He was tapping tattoo-covered fingers on the counter. “We can’t do toes. Or fingers. Plus—see the detail in the knots? If it’s not at least this big, you’ll lose all that. It’ll just be a black blob.”
“I gotcha. Okay. Well, how about the inside of my ankle?”
He nodded. “Fine.”
Lindsey crinkled her nose. “I still want one on the top of my foot.”
“Yeah. Fine. And how about you?”
I shook my head no. “Not getting one. I’m just the cheerleader.”
Mom sighed. “Min. This is something I really wanted to do with you girls.”
Oh, the guilt. Thick as organic peanut butter. Without the jelly diversion.
“I was only okay with the toe because of you guys. I really don’t want one.”
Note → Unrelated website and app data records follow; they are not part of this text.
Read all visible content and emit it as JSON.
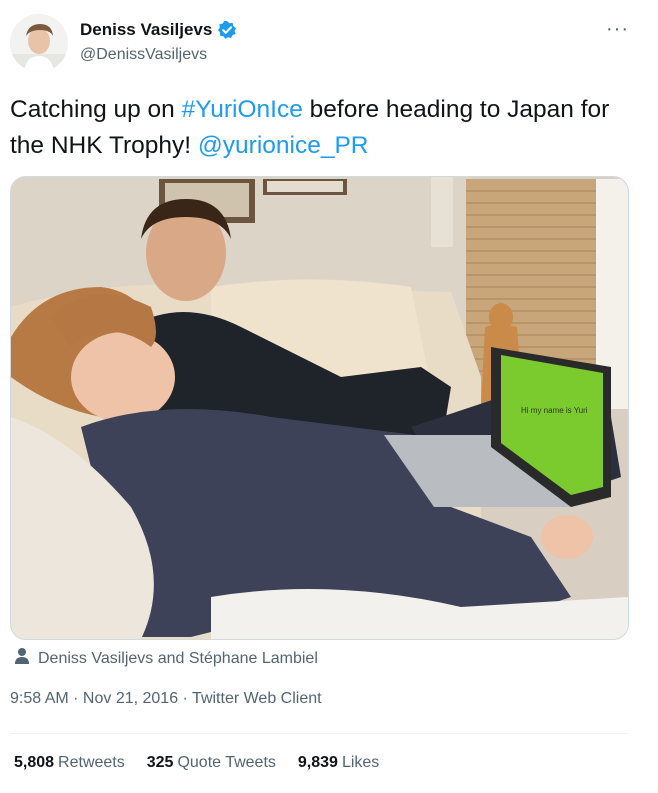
{
  "author": {
    "name": "Deniss Vasiljevs",
    "handle": "@DenissVasiljevs"
  },
  "more_label": "···",
  "tweet": {
    "text_1": "Catching up on ",
    "hashtag": "#YuriOnIce",
    "text_2": " before heading to Japan for the NHK Trophy! ",
    "mention": "@yurionice_PR"
  },
  "media": {
    "laptop_screen_text": "Hi my name is Yuri"
  },
  "tagged_people": "Deniss Vasiljevs and Stéphane Lambiel",
  "meta": {
    "time": "9:58 AM",
    "separator": " · ",
    "date": "Nov 21, 2016",
    "source": "Twitter Web Client"
  },
  "stats": {
    "retweets_count": "5,808",
    "retweets_label": "Retweets",
    "quotes_count": "325",
    "quotes_label": "Quote Tweets",
    "likes_count": "9,839",
    "likes_label": "Likes"
  },
  "colors": {
    "link": "#1d9bf0",
    "secondary_text": "#536471",
    "verified": "#1d9bf0"
  }
}
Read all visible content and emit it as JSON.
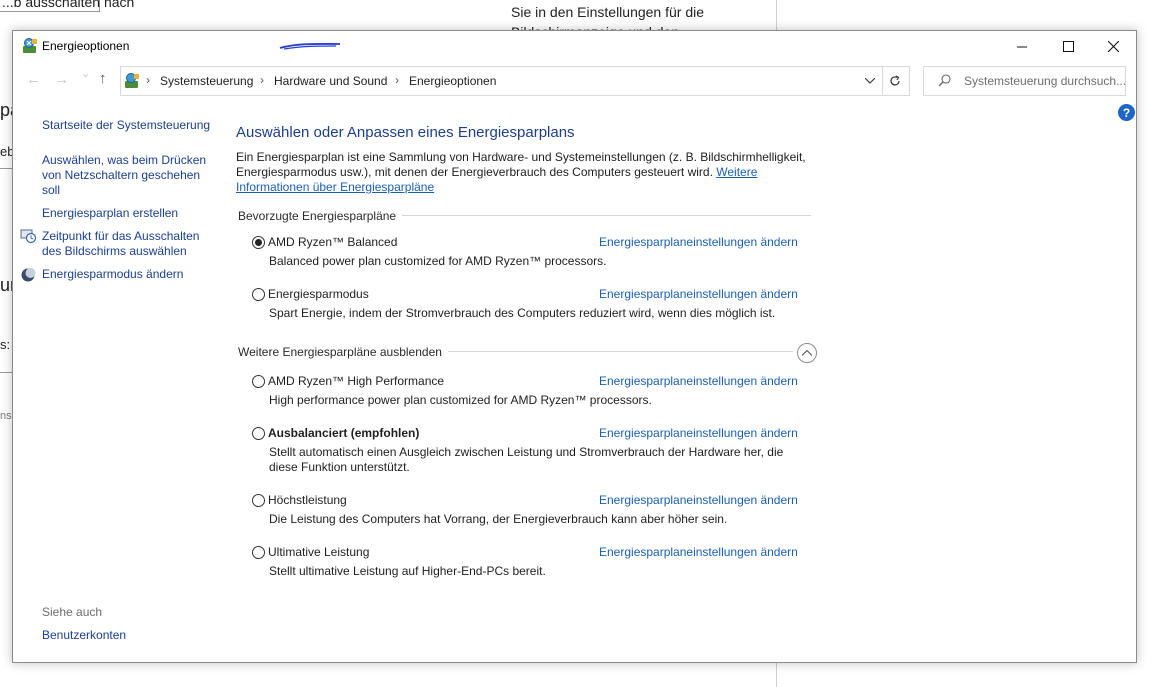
{
  "background": {
    "fragment1": "...b ausschalten nach",
    "fragment2": "Sie in den Einstellungen für die",
    "fragment3": "Bildschirmanzeige und den",
    "frag_a": "pa",
    "frag_b": "eb",
    "frag_c": "ur",
    "frag_d": "s: E",
    "frag_e": "ns"
  },
  "window": {
    "title": "Energieoptionen",
    "minimize_icon": "minimize-icon",
    "maximize_icon": "maximize-icon",
    "close_icon": "close-icon"
  },
  "nav": {
    "back": "←",
    "forward": "→",
    "recent": "⌄",
    "up": "↑",
    "breadcrumb": [
      "Systemsteuerung",
      "Hardware und Sound",
      "Energieoptionen"
    ],
    "separator": "›",
    "search_placeholder": "Systemsteuerung durchsuch..."
  },
  "sidebar": {
    "home": "Startseite der Systemsteuerung",
    "items": [
      {
        "label": "Auswählen, was beim Drücken von Netzschaltern geschehen soll"
      },
      {
        "label": "Energiesparplan erstellen"
      },
      {
        "label": "Zeitpunkt für das Ausschalten des Bildschirms auswählen",
        "icon": "display-clock-icon"
      },
      {
        "label": "Energiesparmodus ändern",
        "icon": "moon-icon"
      }
    ],
    "see_also_label": "Siehe auch",
    "see_also_link": "Benutzerkonten"
  },
  "main": {
    "heading": "Auswählen oder Anpassen eines Energiesparplans",
    "intro": "Ein Energiesparplan ist eine Sammlung von Hardware- und Systemeinstellungen (z. B. Bildschirmhelligkeit, Energiesparmodus usw.), mit denen der Energieverbrauch des Computers gesteuert wird.",
    "intro_link": "Weitere Informationen über Energiesparpläne",
    "preferred_title": "Bevorzugte Energiesparpläne",
    "more_title": "Weitere Energiesparpläne ausblenden",
    "change_link": "Energiesparplaneinstellungen ändern",
    "preferred_plans": [
      {
        "name": "AMD Ryzen™ Balanced",
        "desc": "Balanced power plan customized for AMD Ryzen™ processors.",
        "selected": true
      },
      {
        "name": "Energiesparmodus",
        "desc": "Spart Energie, indem der Stromverbrauch des Computers reduziert wird, wenn dies möglich ist.",
        "selected": false
      }
    ],
    "more_plans": [
      {
        "name": "AMD Ryzen™ High Performance",
        "desc": "High performance power plan customized for AMD Ryzen™ processors."
      },
      {
        "name": "Ausbalanciert (empfohlen)",
        "desc": "Stellt automatisch einen Ausgleich zwischen Leistung und Stromverbrauch der Hardware her, die diese Funktion unterstützt."
      },
      {
        "name": "Höchstleistung",
        "desc": "Die Leistung des Computers hat Vorrang, der Energieverbrauch kann aber höher sein."
      },
      {
        "name": "Ultimative Leistung",
        "desc": "Stellt ultimative Leistung auf Higher-End-PCs bereit."
      }
    ]
  }
}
She wasn’t going to push further, but I still felt awful.
“I’m still represented,” I offered. “Three hearts.”
But they had given up on me. And soon they were each settled in a different artist’s seat, tipsy with luck, ready to paint the town.
I sat between them, green-eyed as they laughed through the stinging. I sat there, safe, familiar and not without pain, wondering how many times my rules had kept me from tasting, from trying, from feeling something new.
The tattoos were small and simple, and only in black ink, so it wasn’t too long before Mom and Lindsey’s new additions were wrapped in hot pink cellophane that crinkled with fun. We left and I was conscious of my naked legs as we walked. Then we stopped for dinner. At the table, Mom’s legs were crossed and the arc of what I imagined was my heart was peeking through the transparent pink.
She caught me.
“Do you want one, honey? We can go back. It’s just down the street.”
My silence must’ve given her hope.
“We’re going back.”
The guys at Big Kahuna welcomed us with hugs.
“So. Where do you want it?”
“The inside of my left ankle,” I said, motioning to my Mom’s. “But maybe a little smaller?”
Twenty minutes and a roll of paper towels later, the final knot was tied. I had to look away at the first sight of blood. But, after my sweaty palms were under control, the pricking was (almost) exhilarating. Later that night, when I peeled the cellophane away, the black ink winked against my pale skin in triumphant relief.
The pigment has faded a little now. But my tattoo is as much a part of me as all of my unfortunate freckles. And, at first handshake, you probably would take me for a buttoned up, plays-by-the-rules girl. My clover betrays me, though. And I’m always happy to twist and twirl my ankle to show off my lady luck forever.
How about you? Do you have a tattoo (and a story behind it)? Ever broken your own personal rule?